=== Excerpted data ===

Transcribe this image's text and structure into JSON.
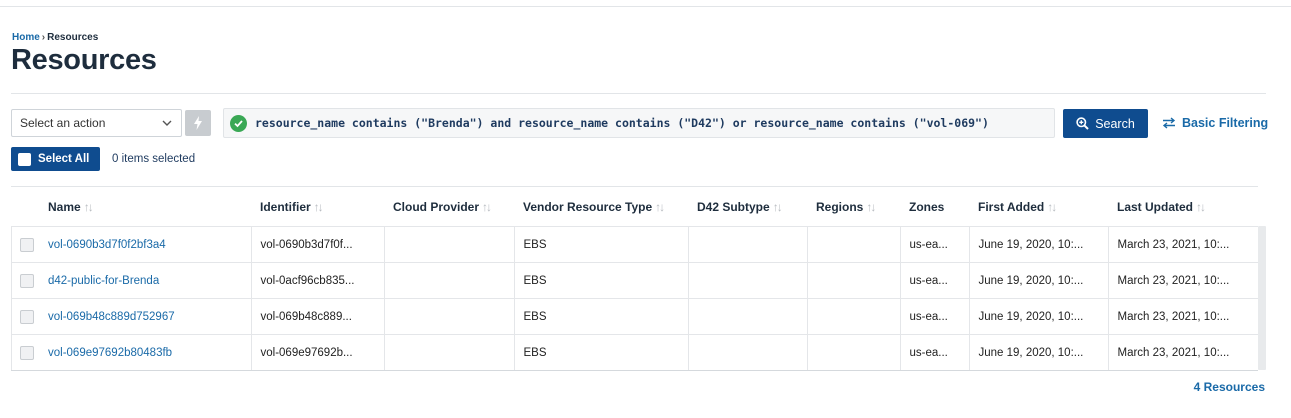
{
  "breadcrumb": {
    "home": "Home",
    "separator": "›",
    "current": "Resources"
  },
  "page_title": "Resources",
  "toolbar": {
    "action_select_value": "Select an action",
    "filter_query": "resource_name contains (\"Brenda\") and resource_name contains (\"D42\") or resource_name contains (\"vol-069\")",
    "search_label": "Search",
    "basic_filtering_label": "Basic Filtering",
    "select_all_label": "Select All",
    "items_selected": "0 items selected"
  },
  "table": {
    "columns": [
      {
        "label": "Name",
        "sortable": true
      },
      {
        "label": "Identifier",
        "sortable": true
      },
      {
        "label": "Cloud Provider",
        "sortable": true
      },
      {
        "label": "Vendor Resource Type",
        "sortable": true
      },
      {
        "label": "D42 Subtype",
        "sortable": true
      },
      {
        "label": "Regions",
        "sortable": true
      },
      {
        "label": "Zones",
        "sortable": false
      },
      {
        "label": "First Added",
        "sortable": true
      },
      {
        "label": "Last Updated",
        "sortable": true
      }
    ],
    "rows": [
      {
        "name": "vol-0690b3d7f0f2bf3a4",
        "identifier": "vol-0690b3d7f0f...",
        "cloud_provider": "",
        "vendor_type": "EBS",
        "d42_subtype": "",
        "regions": "",
        "zones": "us-ea...",
        "first_added": "June 19, 2020, 10:...",
        "last_updated": "March 23, 2021, 10:..."
      },
      {
        "name": "d42-public-for-Brenda",
        "identifier": "vol-0acf96cb835...",
        "cloud_provider": "",
        "vendor_type": "EBS",
        "d42_subtype": "",
        "regions": "",
        "zones": "us-ea...",
        "first_added": "June 19, 2020, 10:...",
        "last_updated": "March 23, 2021, 10:..."
      },
      {
        "name": "vol-069b48c889d752967",
        "identifier": "vol-069b48c889...",
        "cloud_provider": "",
        "vendor_type": "EBS",
        "d42_subtype": "",
        "regions": "",
        "zones": "us-ea...",
        "first_added": "June 19, 2020, 10:...",
        "last_updated": "March 23, 2021, 10:..."
      },
      {
        "name": "vol-069e97692b80483fb",
        "identifier": "vol-069e97692b...",
        "cloud_provider": "",
        "vendor_type": "EBS",
        "d42_subtype": "",
        "regions": "",
        "zones": "us-ea...",
        "first_added": "June 19, 2020, 10:...",
        "last_updated": "March 23, 2021, 10:..."
      }
    ]
  },
  "footer": {
    "count": "4 Resources"
  },
  "icons": {
    "filter_status": "check-circle-icon",
    "search": "zoom-in-icon",
    "basic_filtering": "swap-arrows-icon",
    "action_go": "lightning-icon",
    "sort": "sort-arrows-icon"
  },
  "colors": {
    "primary": "#0f4c8f",
    "link": "#1a6aa8",
    "valid": "#3aa855"
  }
}
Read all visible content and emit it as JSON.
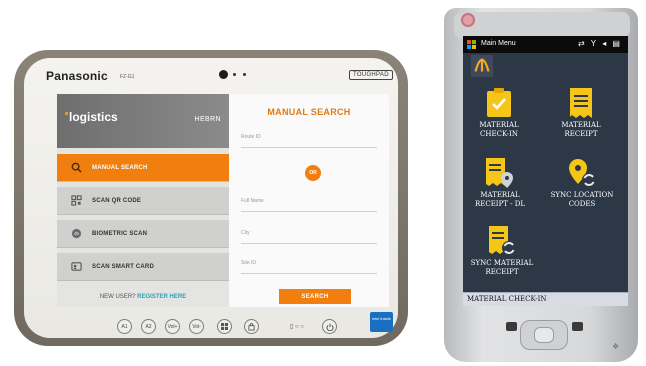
{
  "tablet": {
    "brand": "Panasonic",
    "model": "FZ-G1",
    "badge": "TOUGHPAD",
    "app": {
      "logo_text": "logistics",
      "language": "HEBRN",
      "menu": [
        {
          "label": "MANUAL SEARCH",
          "icon": "search-icon",
          "active": true
        },
        {
          "label": "SCAN QR CODE",
          "icon": "qr-code-icon",
          "active": false
        },
        {
          "label": "BIOMETRIC SCAN",
          "icon": "fingerprint-icon",
          "active": false
        },
        {
          "label": "SCAN SMART CARD",
          "icon": "smart-card-icon",
          "active": false
        }
      ],
      "new_user_prefix": "NEW USER?",
      "register_link": "REGISTER HERE",
      "manual_search": {
        "title": "MANUAL SEARCH",
        "fields": [
          "Route ID",
          "Full Name",
          "City",
          "Site ID"
        ],
        "or_label": "OR",
        "search_button": "SEARCH"
      }
    },
    "hardware_buttons": [
      "A1",
      "A2",
      "Vol+",
      "Vol-",
      "win",
      "rot"
    ],
    "leds": "▯ ○ ○",
    "intel_label": "intel inside"
  },
  "handheld": {
    "status_title": "Main Menu",
    "status_icons": "⇄ Y ◂ ▤",
    "menu_tiles": [
      {
        "label_line1": "MATERIAL",
        "label_line2": "CHECK-IN",
        "icon": "clipboard-check-icon"
      },
      {
        "label_line1": "MATERIAL",
        "label_line2": "RECEIPT",
        "icon": "receipt-icon"
      },
      {
        "label_line1": "MATERIAL",
        "label_line2": "RECEIPT - DL",
        "icon": "receipt-location-icon"
      },
      {
        "label_line1": "SYNC LOCATION",
        "label_line2": "CODES",
        "icon": "sync-location-icon"
      },
      {
        "label_line1": "SYNC MATERIAL",
        "label_line2": "RECEIPT",
        "icon": "sync-receipt-icon"
      }
    ],
    "selected_item": "MATERIAL CHECK-IN",
    "colors": {
      "accent": "#f07f0f",
      "tile_yellow": "#f5c518",
      "screen_bg": "#2d3846"
    }
  }
}
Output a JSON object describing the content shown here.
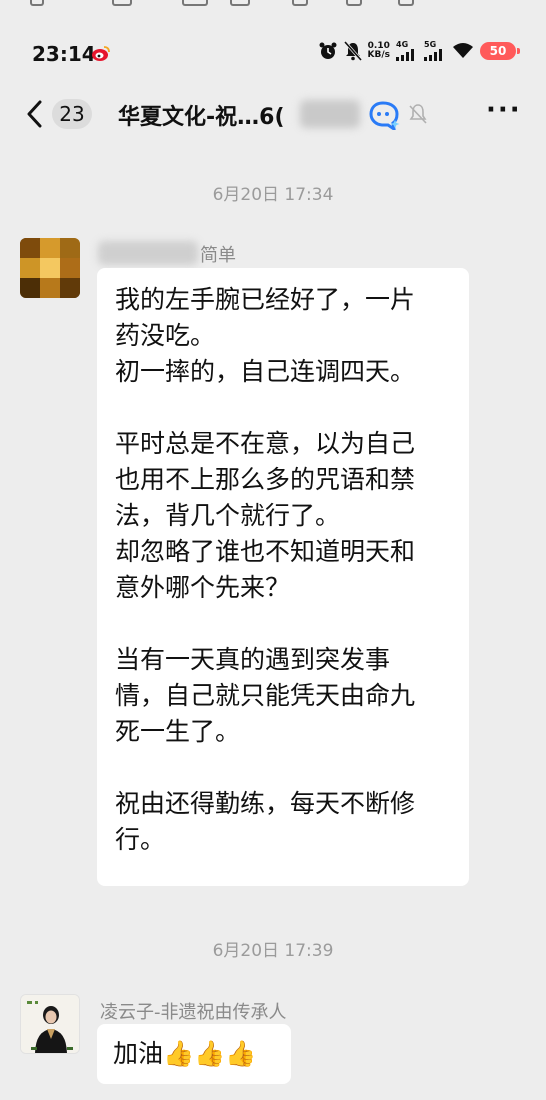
{
  "status_bar": {
    "time": "23:14",
    "net_speed_value": "0.10",
    "net_speed_unit": "KB/s",
    "signal_1_type": "4G",
    "signal_2_type": "5G",
    "battery_level": "50"
  },
  "navbar": {
    "unread_count": "23",
    "title": "华夏文化-祝…6("
  },
  "messages": [
    {
      "timestamp": "6月20日 17:34",
      "sender_name_visible": "简单",
      "text": "我的左手腕已经好了，一片\n药没吃。\n初一摔的，自己连调四天。\n\n平时总是不在意，以为自己\n也用不上那么多的咒语和禁\n法，背几个就行了。\n却忽略了谁也不知道明天和\n意外哪个先来？\n\n当有一天真的遇到突发事\n情，自己就只能凭天由命九\n死一生了。\n\n祝由还得勤练，每天不断修\n行。"
    },
    {
      "timestamp": "6月20日 17:39",
      "sender_name": "凌云子-非遗祝由传承人",
      "text": "加油👍👍👍"
    }
  ],
  "colors": {
    "background": "#ededed",
    "bubble": "#ffffff",
    "battery": "#ff5a5a",
    "timestamp_text": "#9b9b9b"
  },
  "icons": [
    "weibo-icon",
    "alarm-icon",
    "mute-bell-icon",
    "wifi-icon",
    "back-chevron-icon",
    "ai-assistant-icon",
    "muted-notification-icon",
    "more-icon"
  ]
}
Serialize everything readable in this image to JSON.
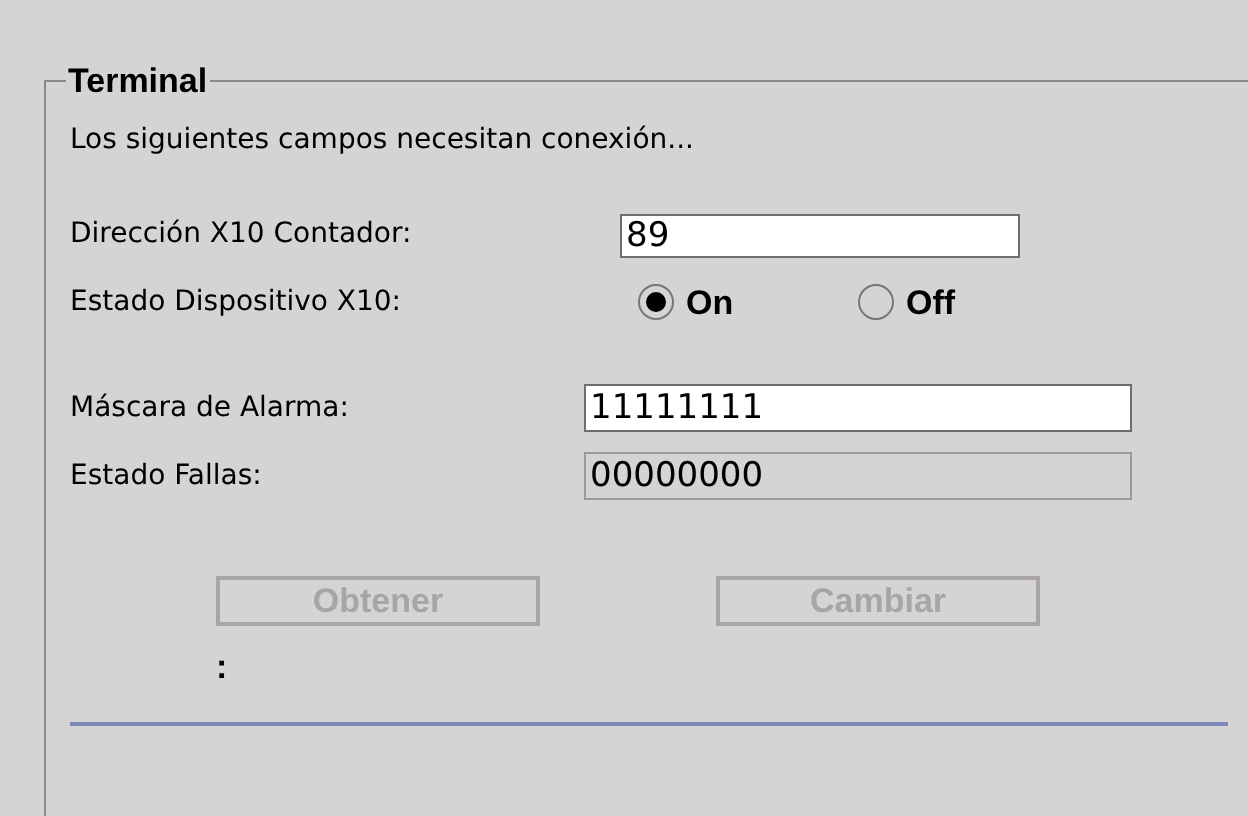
{
  "group": {
    "title": "Terminal"
  },
  "description": "Los siguientes campos necesitan conexión...",
  "address": {
    "label": "Dirección X10 Contador:",
    "value": "89"
  },
  "device_state": {
    "label": "Estado Dispositivo X10:",
    "options": [
      {
        "label": "On",
        "selected": true
      },
      {
        "label": "Off",
        "selected": false
      }
    ]
  },
  "mask": {
    "label": "Máscara de Alarma:",
    "value": "11111111",
    "disabled": false
  },
  "faults": {
    "label": "Estado Fallas:",
    "value": "00000000",
    "disabled": true
  },
  "buttons": [
    {
      "label": "Obtener",
      "disabled": true
    },
    {
      "label": "Cambiar",
      "disabled": true
    }
  ],
  "status": ":"
}
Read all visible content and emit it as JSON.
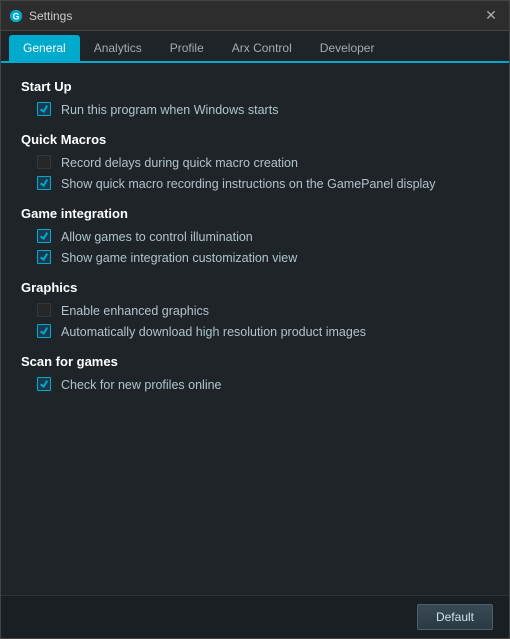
{
  "window": {
    "title": "Settings",
    "close_label": "✕"
  },
  "tabs": [
    {
      "id": "general",
      "label": "General",
      "active": true
    },
    {
      "id": "analytics",
      "label": "Analytics",
      "active": false
    },
    {
      "id": "profile",
      "label": "Profile",
      "active": false
    },
    {
      "id": "arx-control",
      "label": "Arx Control",
      "active": false
    },
    {
      "id": "developer",
      "label": "Developer",
      "active": false
    }
  ],
  "sections": [
    {
      "id": "startup",
      "title": "Start Up",
      "items": [
        {
          "id": "run-on-startup",
          "label": "Run this program when Windows starts",
          "checked": true,
          "disabled": false
        }
      ]
    },
    {
      "id": "quick-macros",
      "title": "Quick Macros",
      "items": [
        {
          "id": "record-delays",
          "label": "Record delays during quick macro creation",
          "checked": false,
          "disabled": true
        },
        {
          "id": "show-recording-instructions",
          "label": "Show quick macro recording instructions on the GamePanel display",
          "checked": true,
          "disabled": false
        }
      ]
    },
    {
      "id": "game-integration",
      "title": "Game integration",
      "items": [
        {
          "id": "allow-illumination",
          "label": "Allow games to control illumination",
          "checked": true,
          "disabled": false
        },
        {
          "id": "show-customization",
          "label": "Show game integration customization view",
          "checked": true,
          "disabled": false
        }
      ]
    },
    {
      "id": "graphics",
      "title": "Graphics",
      "items": [
        {
          "id": "enhanced-graphics",
          "label": "Enable enhanced graphics",
          "checked": false,
          "disabled": true
        },
        {
          "id": "auto-download-images",
          "label": "Automatically download high resolution product images",
          "checked": true,
          "disabled": false
        }
      ]
    },
    {
      "id": "scan-for-games",
      "title": "Scan for games",
      "items": [
        {
          "id": "check-profiles-online",
          "label": "Check for new profiles online",
          "checked": true,
          "disabled": false
        }
      ]
    }
  ],
  "footer": {
    "default_button": "Default"
  }
}
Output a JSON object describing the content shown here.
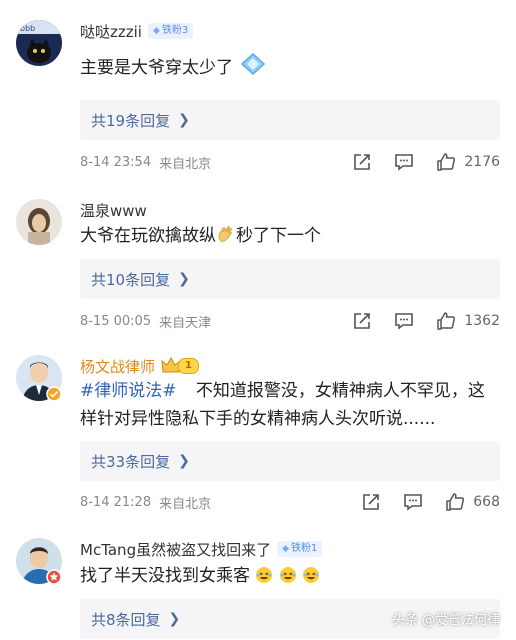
{
  "comments": [
    {
      "username": "哒哒zzzii",
      "badge": "铁粉3",
      "text": "主要是大爷穿太少了",
      "replies": "共19条回复",
      "time": "8-14 23:54",
      "location": "来自北京",
      "likes": "2176"
    },
    {
      "username": "温泉www",
      "text_before": "大爷在玩欲擒故纵",
      "text_after": "秒了下一个",
      "replies": "共10条回复",
      "time": "8-15 00:05",
      "location": "来自天津",
      "likes": "1362"
    },
    {
      "username": "杨文战律师",
      "level": "1",
      "hashtag": "#律师说法#",
      "text": "不知道报警没，女精神病人不罕见，这样针对异性隐私下手的女精神病人头次听说......",
      "replies": "共33条回复",
      "time": "8-14 21:28",
      "location": "来自北京",
      "likes": "668"
    },
    {
      "username": "McTang虽然被盗又找回来了",
      "badge": "铁粉1",
      "text": "找了半天没找到女乘客",
      "replies": "共8条回复"
    }
  ],
  "watermark": "头条 @爱普法何律",
  "colors": {
    "reply_bg": "#f5f5f7",
    "reply_text": "#4a6a9c",
    "vip_name": "#e0891a",
    "hashtag": "#2c66b8",
    "badge_bg": "#eaf2ff"
  }
}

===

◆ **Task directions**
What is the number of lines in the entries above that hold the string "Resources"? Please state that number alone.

◆ **Response box**
3